• **INSTRUCTIONS TO FOLLOW**
Entries follow. Return each line that contains the word "time".
━━━ DATA UNDER STUDY
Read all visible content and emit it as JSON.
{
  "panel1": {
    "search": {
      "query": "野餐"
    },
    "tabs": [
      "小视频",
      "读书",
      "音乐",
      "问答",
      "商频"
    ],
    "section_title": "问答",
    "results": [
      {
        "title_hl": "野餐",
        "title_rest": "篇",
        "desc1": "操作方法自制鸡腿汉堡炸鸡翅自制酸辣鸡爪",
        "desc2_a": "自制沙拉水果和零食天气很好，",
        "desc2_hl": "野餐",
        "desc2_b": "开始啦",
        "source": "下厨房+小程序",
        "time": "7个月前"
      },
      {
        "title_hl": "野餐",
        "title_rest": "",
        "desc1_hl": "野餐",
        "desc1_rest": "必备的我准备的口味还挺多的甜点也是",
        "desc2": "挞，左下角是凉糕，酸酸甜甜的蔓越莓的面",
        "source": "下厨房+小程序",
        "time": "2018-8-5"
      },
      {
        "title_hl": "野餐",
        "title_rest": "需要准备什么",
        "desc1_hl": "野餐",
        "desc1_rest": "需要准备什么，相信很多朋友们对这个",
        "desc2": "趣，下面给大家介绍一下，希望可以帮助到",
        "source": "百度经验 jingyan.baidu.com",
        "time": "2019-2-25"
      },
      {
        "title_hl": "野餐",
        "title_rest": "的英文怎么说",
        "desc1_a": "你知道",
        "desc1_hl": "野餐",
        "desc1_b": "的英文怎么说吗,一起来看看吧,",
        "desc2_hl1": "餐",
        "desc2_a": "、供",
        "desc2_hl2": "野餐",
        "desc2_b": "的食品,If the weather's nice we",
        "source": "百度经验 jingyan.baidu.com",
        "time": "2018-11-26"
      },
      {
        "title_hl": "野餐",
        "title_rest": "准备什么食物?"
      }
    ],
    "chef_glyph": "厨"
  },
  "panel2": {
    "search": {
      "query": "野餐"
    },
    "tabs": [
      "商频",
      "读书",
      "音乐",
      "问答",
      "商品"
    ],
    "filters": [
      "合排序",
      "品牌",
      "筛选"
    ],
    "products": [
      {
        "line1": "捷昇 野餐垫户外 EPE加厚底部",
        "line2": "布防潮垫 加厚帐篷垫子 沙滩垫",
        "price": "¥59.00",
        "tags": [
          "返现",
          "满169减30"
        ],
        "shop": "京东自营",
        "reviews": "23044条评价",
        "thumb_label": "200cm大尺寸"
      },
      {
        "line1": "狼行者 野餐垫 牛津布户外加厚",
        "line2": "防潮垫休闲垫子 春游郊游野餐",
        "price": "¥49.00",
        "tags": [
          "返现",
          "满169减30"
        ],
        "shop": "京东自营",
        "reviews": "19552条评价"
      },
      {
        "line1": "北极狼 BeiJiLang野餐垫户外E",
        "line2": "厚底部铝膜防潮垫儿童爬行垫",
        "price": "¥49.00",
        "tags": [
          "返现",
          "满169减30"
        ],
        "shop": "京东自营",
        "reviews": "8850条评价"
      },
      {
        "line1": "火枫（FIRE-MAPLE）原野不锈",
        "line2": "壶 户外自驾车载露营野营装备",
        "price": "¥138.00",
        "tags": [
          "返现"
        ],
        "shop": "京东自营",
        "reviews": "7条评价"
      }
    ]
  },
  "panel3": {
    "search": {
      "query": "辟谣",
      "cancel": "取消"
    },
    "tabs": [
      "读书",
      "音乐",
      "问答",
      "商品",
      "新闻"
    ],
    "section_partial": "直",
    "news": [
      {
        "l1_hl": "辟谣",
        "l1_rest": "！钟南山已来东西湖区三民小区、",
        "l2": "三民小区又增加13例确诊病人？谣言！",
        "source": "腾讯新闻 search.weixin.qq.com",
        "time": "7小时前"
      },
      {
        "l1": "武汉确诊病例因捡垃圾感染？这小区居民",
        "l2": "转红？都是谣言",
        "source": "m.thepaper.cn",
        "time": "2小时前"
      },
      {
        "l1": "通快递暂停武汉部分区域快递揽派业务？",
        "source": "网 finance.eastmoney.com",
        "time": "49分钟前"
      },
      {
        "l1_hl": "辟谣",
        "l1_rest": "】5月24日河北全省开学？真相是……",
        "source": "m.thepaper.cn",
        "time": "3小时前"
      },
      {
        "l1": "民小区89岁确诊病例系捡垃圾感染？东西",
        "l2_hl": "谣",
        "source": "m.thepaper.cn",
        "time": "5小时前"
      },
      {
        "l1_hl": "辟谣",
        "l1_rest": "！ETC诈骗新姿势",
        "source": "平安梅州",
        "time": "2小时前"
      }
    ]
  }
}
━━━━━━
• **SOLUTION TO THE PROBLEM**
        "time": "7个月前"
        "time": "2018-8-5"
        "time": "2019-2-25"
        "time": "2018-11-26"
        "time": "7小时前"
        "time": "2小时前"
        "time": "49分钟前"
        "time": "3小时前"
        "time": "5小时前"
        "time": "2小时前"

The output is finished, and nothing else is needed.